--- Problem details ---
The answer should consist of each line from the data below that includes "this".

--- Task input ---
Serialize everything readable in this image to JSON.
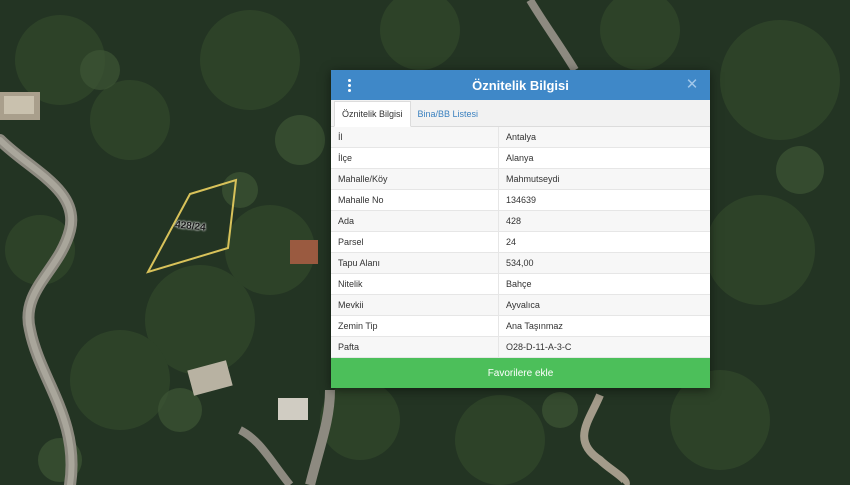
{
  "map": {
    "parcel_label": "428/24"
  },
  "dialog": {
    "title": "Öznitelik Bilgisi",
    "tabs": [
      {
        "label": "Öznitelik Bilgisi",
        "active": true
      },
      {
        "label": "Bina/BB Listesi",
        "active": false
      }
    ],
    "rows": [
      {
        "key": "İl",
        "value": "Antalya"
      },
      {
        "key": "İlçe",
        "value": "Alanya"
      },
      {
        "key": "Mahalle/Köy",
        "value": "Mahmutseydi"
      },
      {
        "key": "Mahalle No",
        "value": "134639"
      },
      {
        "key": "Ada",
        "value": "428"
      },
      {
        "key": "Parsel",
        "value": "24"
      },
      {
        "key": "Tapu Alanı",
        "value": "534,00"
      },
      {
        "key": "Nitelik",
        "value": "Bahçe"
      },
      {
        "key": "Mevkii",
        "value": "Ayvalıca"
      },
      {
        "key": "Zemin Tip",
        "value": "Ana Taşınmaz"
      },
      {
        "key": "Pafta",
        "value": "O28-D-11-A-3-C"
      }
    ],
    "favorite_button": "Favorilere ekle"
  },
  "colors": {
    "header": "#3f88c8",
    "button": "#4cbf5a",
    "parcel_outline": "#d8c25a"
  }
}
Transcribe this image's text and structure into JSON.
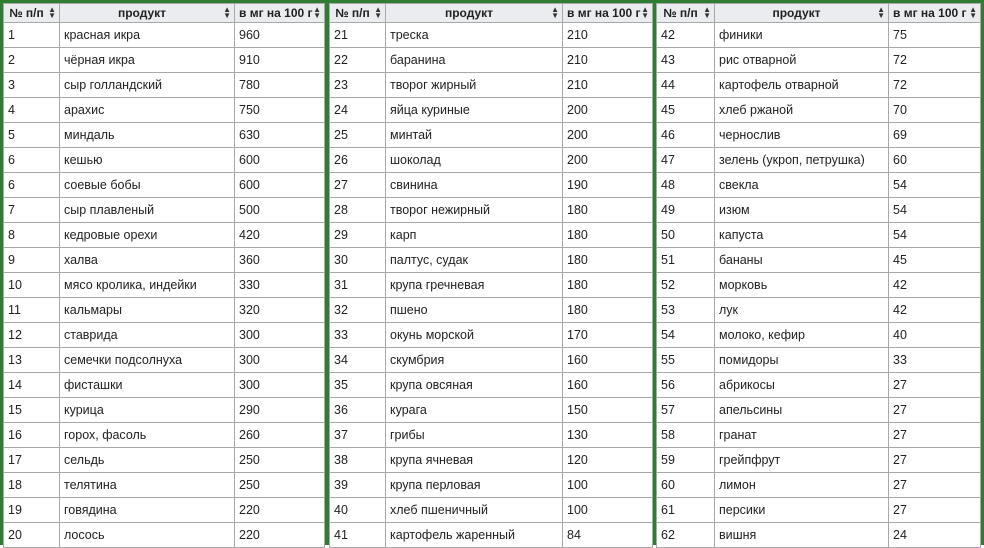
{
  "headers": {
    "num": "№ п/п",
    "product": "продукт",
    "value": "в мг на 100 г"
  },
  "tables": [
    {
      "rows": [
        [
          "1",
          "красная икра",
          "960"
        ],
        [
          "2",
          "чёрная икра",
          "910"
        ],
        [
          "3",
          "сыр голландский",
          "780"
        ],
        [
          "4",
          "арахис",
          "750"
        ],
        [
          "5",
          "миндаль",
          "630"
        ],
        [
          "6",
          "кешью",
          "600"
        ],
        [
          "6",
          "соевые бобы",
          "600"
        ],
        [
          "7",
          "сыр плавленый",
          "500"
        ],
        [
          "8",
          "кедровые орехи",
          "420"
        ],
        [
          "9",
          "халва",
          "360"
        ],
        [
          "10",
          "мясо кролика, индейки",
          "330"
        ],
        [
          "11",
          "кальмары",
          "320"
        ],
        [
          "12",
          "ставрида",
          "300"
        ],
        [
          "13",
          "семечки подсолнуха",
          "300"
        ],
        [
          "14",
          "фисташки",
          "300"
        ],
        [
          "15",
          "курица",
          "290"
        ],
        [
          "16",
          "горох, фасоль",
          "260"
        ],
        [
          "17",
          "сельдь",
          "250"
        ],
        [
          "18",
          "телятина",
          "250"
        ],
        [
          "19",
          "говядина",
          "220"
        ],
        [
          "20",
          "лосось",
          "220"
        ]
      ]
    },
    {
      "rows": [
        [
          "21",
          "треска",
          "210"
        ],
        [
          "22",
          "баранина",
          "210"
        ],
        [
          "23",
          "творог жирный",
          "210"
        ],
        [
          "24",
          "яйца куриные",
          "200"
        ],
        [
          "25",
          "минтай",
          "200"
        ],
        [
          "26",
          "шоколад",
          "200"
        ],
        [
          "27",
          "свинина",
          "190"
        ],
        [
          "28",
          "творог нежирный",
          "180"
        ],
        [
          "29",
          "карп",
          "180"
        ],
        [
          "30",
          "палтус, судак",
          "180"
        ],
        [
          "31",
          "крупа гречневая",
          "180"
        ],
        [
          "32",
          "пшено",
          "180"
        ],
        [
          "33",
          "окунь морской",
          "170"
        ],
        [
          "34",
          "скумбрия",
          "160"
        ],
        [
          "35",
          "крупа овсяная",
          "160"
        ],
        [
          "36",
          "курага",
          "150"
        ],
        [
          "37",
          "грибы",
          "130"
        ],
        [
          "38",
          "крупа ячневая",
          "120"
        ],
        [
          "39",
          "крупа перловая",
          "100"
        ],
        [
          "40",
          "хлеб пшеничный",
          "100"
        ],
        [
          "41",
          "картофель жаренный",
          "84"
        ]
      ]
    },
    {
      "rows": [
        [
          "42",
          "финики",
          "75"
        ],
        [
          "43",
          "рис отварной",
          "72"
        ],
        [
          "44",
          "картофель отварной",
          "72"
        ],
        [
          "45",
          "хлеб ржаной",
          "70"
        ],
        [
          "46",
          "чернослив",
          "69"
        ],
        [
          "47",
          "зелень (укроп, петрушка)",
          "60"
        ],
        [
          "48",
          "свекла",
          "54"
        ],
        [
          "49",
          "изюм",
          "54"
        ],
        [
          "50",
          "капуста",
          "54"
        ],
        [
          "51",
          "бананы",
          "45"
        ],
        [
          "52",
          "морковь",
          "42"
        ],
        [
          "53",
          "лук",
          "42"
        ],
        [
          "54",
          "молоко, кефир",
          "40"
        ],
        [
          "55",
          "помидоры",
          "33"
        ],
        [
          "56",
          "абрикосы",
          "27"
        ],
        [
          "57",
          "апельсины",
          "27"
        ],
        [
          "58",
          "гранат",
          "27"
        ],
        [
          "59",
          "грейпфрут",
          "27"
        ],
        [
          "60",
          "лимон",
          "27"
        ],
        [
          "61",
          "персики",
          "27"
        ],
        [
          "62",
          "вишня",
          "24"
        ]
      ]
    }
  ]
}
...
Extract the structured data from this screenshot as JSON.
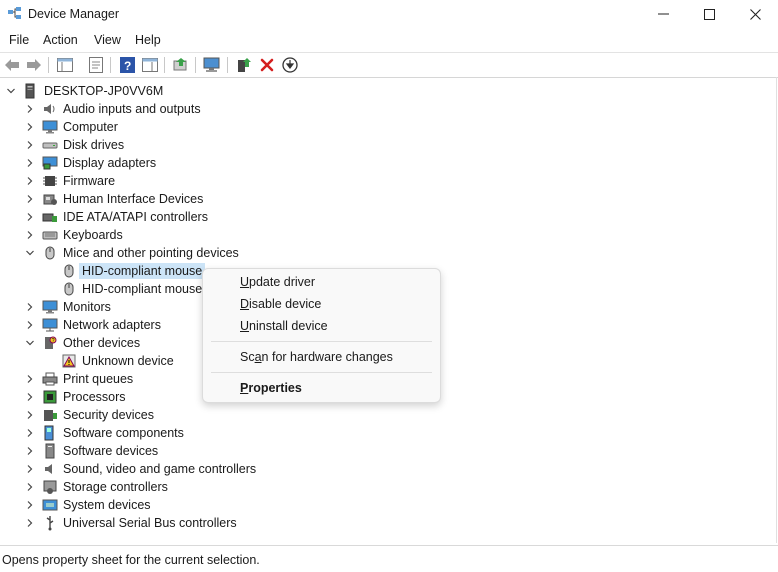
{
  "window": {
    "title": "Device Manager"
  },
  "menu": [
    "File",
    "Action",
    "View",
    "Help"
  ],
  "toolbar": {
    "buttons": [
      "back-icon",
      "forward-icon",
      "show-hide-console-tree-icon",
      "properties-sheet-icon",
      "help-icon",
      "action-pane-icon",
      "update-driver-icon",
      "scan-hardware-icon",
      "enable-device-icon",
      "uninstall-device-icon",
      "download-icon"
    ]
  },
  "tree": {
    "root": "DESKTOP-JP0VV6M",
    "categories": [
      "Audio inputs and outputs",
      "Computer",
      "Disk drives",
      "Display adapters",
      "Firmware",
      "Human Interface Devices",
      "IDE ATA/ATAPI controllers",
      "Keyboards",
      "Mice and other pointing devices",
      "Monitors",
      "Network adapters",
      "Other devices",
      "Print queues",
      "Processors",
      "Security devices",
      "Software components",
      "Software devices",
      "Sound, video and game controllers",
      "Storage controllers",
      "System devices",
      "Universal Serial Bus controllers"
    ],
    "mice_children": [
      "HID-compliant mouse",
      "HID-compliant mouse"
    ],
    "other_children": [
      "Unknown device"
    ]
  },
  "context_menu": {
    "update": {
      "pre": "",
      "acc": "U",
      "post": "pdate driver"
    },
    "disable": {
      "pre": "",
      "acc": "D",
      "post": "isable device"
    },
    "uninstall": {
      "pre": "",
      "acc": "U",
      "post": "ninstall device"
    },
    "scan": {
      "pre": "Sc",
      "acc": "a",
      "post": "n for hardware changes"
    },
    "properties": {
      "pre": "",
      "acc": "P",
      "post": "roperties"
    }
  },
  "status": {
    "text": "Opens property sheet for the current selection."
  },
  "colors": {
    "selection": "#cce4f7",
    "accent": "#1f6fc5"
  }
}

--- Exercise solution ---
Serialize everything readable in this image to JSON.
Transcribe this image's text and structure into JSON.
Extract the structured data from this screenshot as JSON.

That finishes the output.